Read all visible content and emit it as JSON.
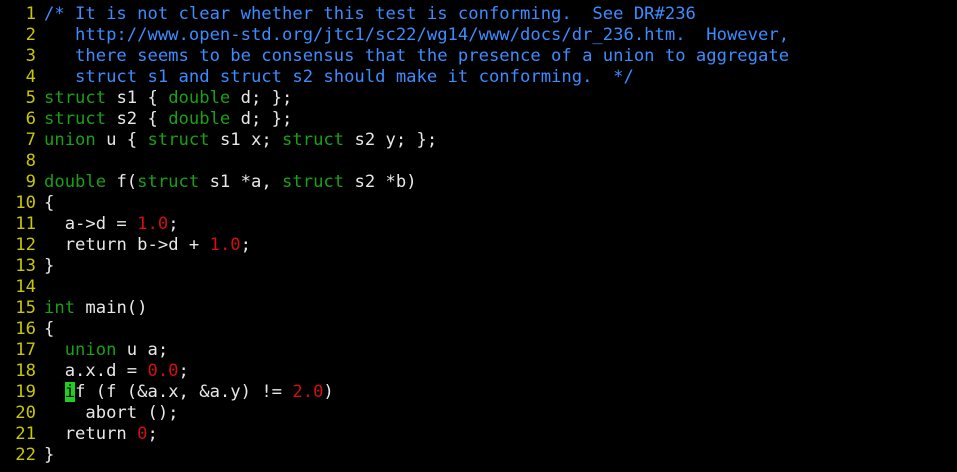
{
  "editor": {
    "cursor": {
      "line": 19,
      "column": 3
    },
    "lines": [
      {
        "n": "1",
        "tokens": [
          {
            "t": "/* It is not clear whether this test is conforming.  See DR#236",
            "c": "comment"
          }
        ]
      },
      {
        "n": "2",
        "tokens": [
          {
            "t": "   http://www.open-std.org/jtc1/sc22/wg14/www/docs/dr_236.htm.  However,",
            "c": "comment"
          }
        ]
      },
      {
        "n": "3",
        "tokens": [
          {
            "t": "   there seems to be consensus that the presence of a union to aggregate",
            "c": "comment"
          }
        ]
      },
      {
        "n": "4",
        "tokens": [
          {
            "t": "   struct s1 and struct s2 should make it conforming.  */",
            "c": "comment"
          }
        ]
      },
      {
        "n": "5",
        "tokens": [
          {
            "t": "struct",
            "c": "type"
          },
          {
            "t": " s1 { ",
            "c": "plain"
          },
          {
            "t": "double",
            "c": "type"
          },
          {
            "t": " d; };",
            "c": "plain"
          }
        ]
      },
      {
        "n": "6",
        "tokens": [
          {
            "t": "struct",
            "c": "type"
          },
          {
            "t": " s2 { ",
            "c": "plain"
          },
          {
            "t": "double",
            "c": "type"
          },
          {
            "t": " d; };",
            "c": "plain"
          }
        ]
      },
      {
        "n": "7",
        "tokens": [
          {
            "t": "union",
            "c": "type"
          },
          {
            "t": " u { ",
            "c": "plain"
          },
          {
            "t": "struct",
            "c": "type"
          },
          {
            "t": " s1 x; ",
            "c": "plain"
          },
          {
            "t": "struct",
            "c": "type"
          },
          {
            "t": " s2 y; };",
            "c": "plain"
          }
        ]
      },
      {
        "n": "8",
        "tokens": []
      },
      {
        "n": "9",
        "tokens": [
          {
            "t": "double",
            "c": "type"
          },
          {
            "t": " f(",
            "c": "plain"
          },
          {
            "t": "struct",
            "c": "type"
          },
          {
            "t": " s1 *a, ",
            "c": "plain"
          },
          {
            "t": "struct",
            "c": "type"
          },
          {
            "t": " s2 *b)",
            "c": "plain"
          }
        ]
      },
      {
        "n": "10",
        "tokens": [
          {
            "t": "{",
            "c": "plain"
          }
        ]
      },
      {
        "n": "11",
        "tokens": [
          {
            "t": "  a->d = ",
            "c": "plain"
          },
          {
            "t": "1.0",
            "c": "num"
          },
          {
            "t": ";",
            "c": "plain"
          }
        ]
      },
      {
        "n": "12",
        "tokens": [
          {
            "t": "  ",
            "c": "plain"
          },
          {
            "t": "return",
            "c": "plain"
          },
          {
            "t": " b->d + ",
            "c": "plain"
          },
          {
            "t": "1.0",
            "c": "num"
          },
          {
            "t": ";",
            "c": "plain"
          }
        ]
      },
      {
        "n": "13",
        "tokens": [
          {
            "t": "}",
            "c": "plain"
          }
        ]
      },
      {
        "n": "14",
        "tokens": []
      },
      {
        "n": "15",
        "tokens": [
          {
            "t": "int",
            "c": "type"
          },
          {
            "t": " main()",
            "c": "plain"
          }
        ]
      },
      {
        "n": "16",
        "tokens": [
          {
            "t": "{",
            "c": "plain"
          }
        ]
      },
      {
        "n": "17",
        "tokens": [
          {
            "t": "  ",
            "c": "plain"
          },
          {
            "t": "union",
            "c": "type"
          },
          {
            "t": " u a;",
            "c": "plain"
          }
        ]
      },
      {
        "n": "18",
        "tokens": [
          {
            "t": "  a.x.d = ",
            "c": "plain"
          },
          {
            "t": "0.0",
            "c": "num"
          },
          {
            "t": ";",
            "c": "plain"
          }
        ]
      },
      {
        "n": "19",
        "tokens": [
          {
            "t": "  ",
            "c": "plain"
          },
          {
            "t": "i",
            "c": "cursor"
          },
          {
            "t": "f (f (&a.x, &a.y) != ",
            "c": "plain"
          },
          {
            "t": "2.0",
            "c": "num"
          },
          {
            "t": ")",
            "c": "plain"
          }
        ]
      },
      {
        "n": "20",
        "tokens": [
          {
            "t": "    abort ();",
            "c": "plain"
          }
        ]
      },
      {
        "n": "21",
        "tokens": [
          {
            "t": "  return ",
            "c": "plain"
          },
          {
            "t": "0",
            "c": "num"
          },
          {
            "t": ";",
            "c": "plain"
          }
        ]
      },
      {
        "n": "22",
        "tokens": [
          {
            "t": "}",
            "c": "plain"
          }
        ]
      }
    ]
  },
  "colors": {
    "background": "#000000",
    "line_number": "#c8c800",
    "comment": "#3c8cff",
    "type_keyword": "#18a018",
    "number": "#d01010",
    "plain": "#e8e8e8",
    "cursor": "#20d020"
  }
}
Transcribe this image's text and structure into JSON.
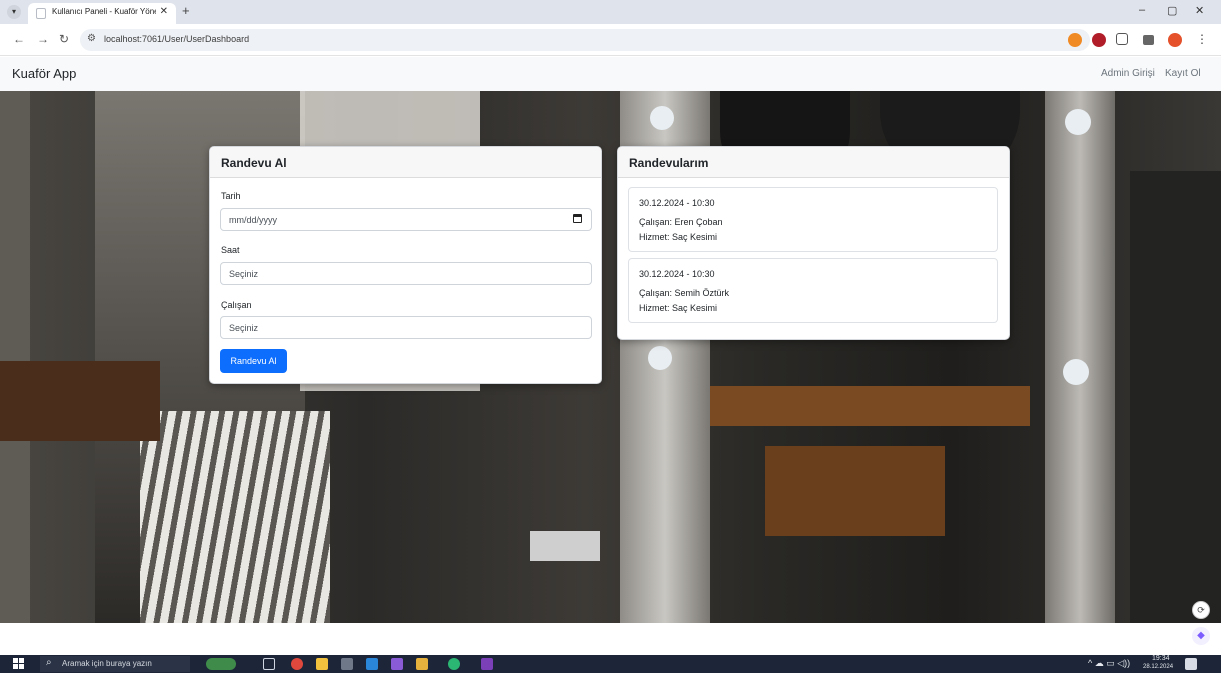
{
  "browser": {
    "tab_title": "Kullanıcı Paneli - Kuaför Yöneti",
    "tab_close": "✕",
    "new_tab": "+",
    "url": "localhost:7061/User/UserDashboard",
    "window_controls": [
      "–",
      "▢",
      "✕"
    ]
  },
  "navbar": {
    "brand": "Kuaför App",
    "links": [
      "Admin Girişi",
      "Kayıt Ol"
    ]
  },
  "appointment_form": {
    "title": "Randevu Al",
    "date_label": "Tarih",
    "date_value": "mm/dd/yyyy",
    "time_label": "Saat",
    "time_value": "Seçiniz",
    "employee_label": "Çalışan",
    "employee_value": "Seçiniz",
    "submit_label": "Randevu Al"
  },
  "my_appointments": {
    "title": "Randevularım",
    "items": [
      {
        "datetime": "30.12.2024 - 10:30",
        "employee": "Çalışan: Eren Çoban",
        "service": "Hizmet: Saç Kesimi"
      },
      {
        "datetime": "30.12.2024 - 10:30",
        "employee": "Çalışan: Semih Öztürk",
        "service": "Hizmet: Saç Kesimi"
      }
    ]
  },
  "taskbar": {
    "search_placeholder": "Aramak için buraya yazın",
    "time": "19:34",
    "date": "28.12.2024"
  },
  "colors": {
    "primary": "#0d6efd",
    "navbar_bg": "#f8f9fa",
    "taskbar_bg": "#1c2638"
  }
}
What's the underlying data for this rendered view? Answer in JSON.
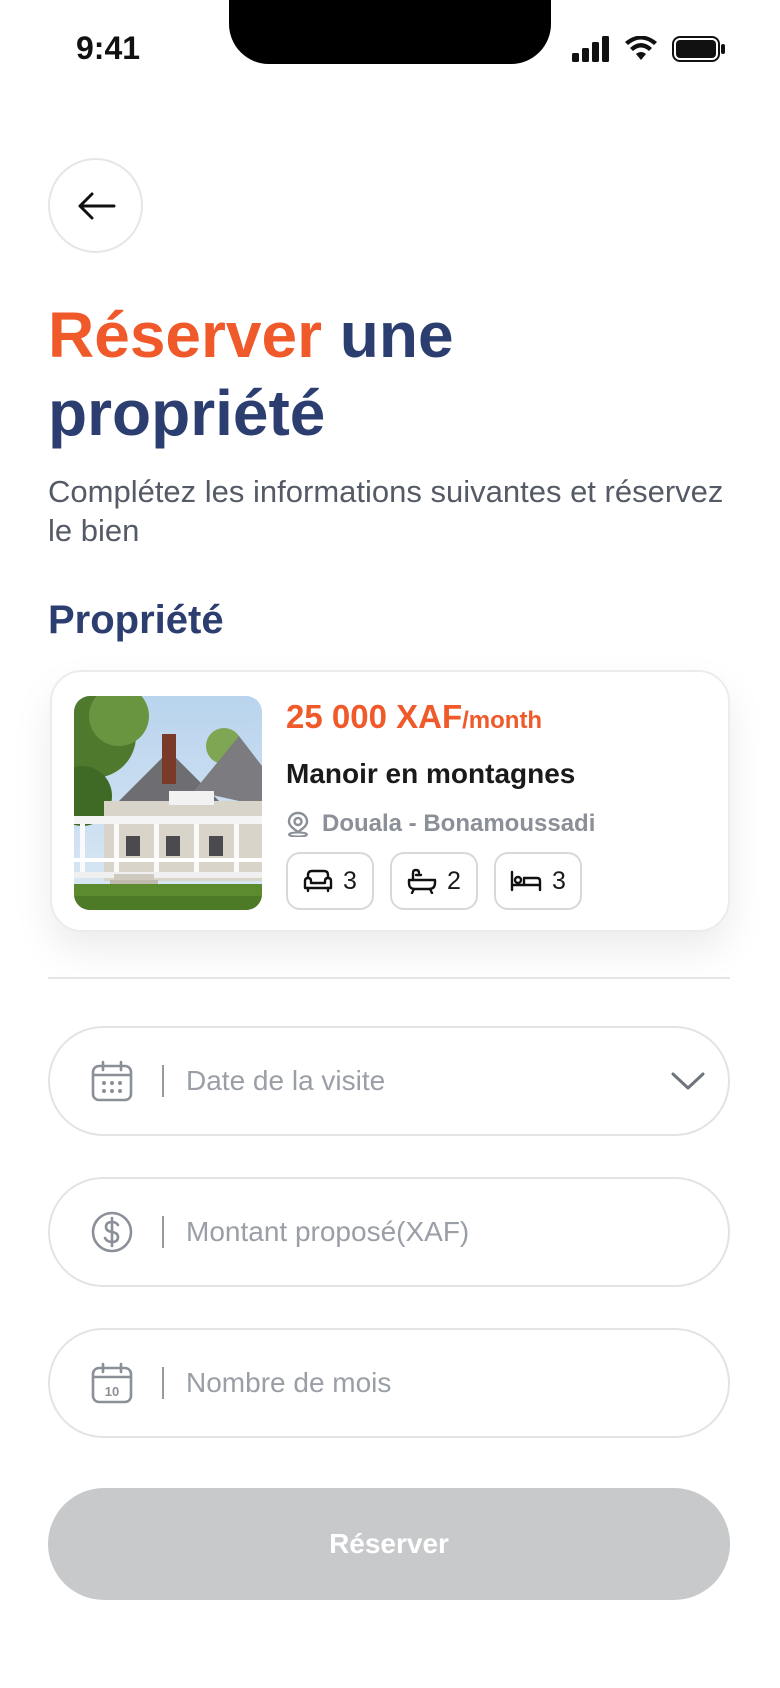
{
  "status_bar": {
    "time": "9:41"
  },
  "header": {
    "title_accent": "Réserver",
    "title_rest": " une propriété",
    "subtitle": "Complétez les informations suivantes et réservez le bien"
  },
  "section": {
    "label": "Propriété"
  },
  "property": {
    "price": "25 000 XAF",
    "price_unit": "/month",
    "name": "Manoir en montagnes",
    "location": "Douala - Bonamoussadi",
    "features": [
      {
        "icon": "sofa-icon",
        "count": "3"
      },
      {
        "icon": "bathtub-icon",
        "count": "2"
      },
      {
        "icon": "bed-icon",
        "count": "3"
      }
    ]
  },
  "form": {
    "visit_date": {
      "placeholder": "Date de la visite",
      "icon": "calendar-icon"
    },
    "amount": {
      "placeholder": "Montant proposé(XAF)",
      "icon": "dollar-icon"
    },
    "months": {
      "placeholder": "Nombre de mois",
      "icon": "calendar-number-icon",
      "icon_text": "10"
    },
    "submit_label": "Réserver"
  },
  "colors": {
    "accent": "#f0592a",
    "primary": "#2c3e70",
    "disabled_button": "#c8c9cb"
  }
}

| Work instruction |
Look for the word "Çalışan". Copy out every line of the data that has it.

| Answer |
    "employee_label": "Çalışan",
        "employee": "Çalışan: Eren Çoban",
        "employee": "Çalışan: Semih Öztürk",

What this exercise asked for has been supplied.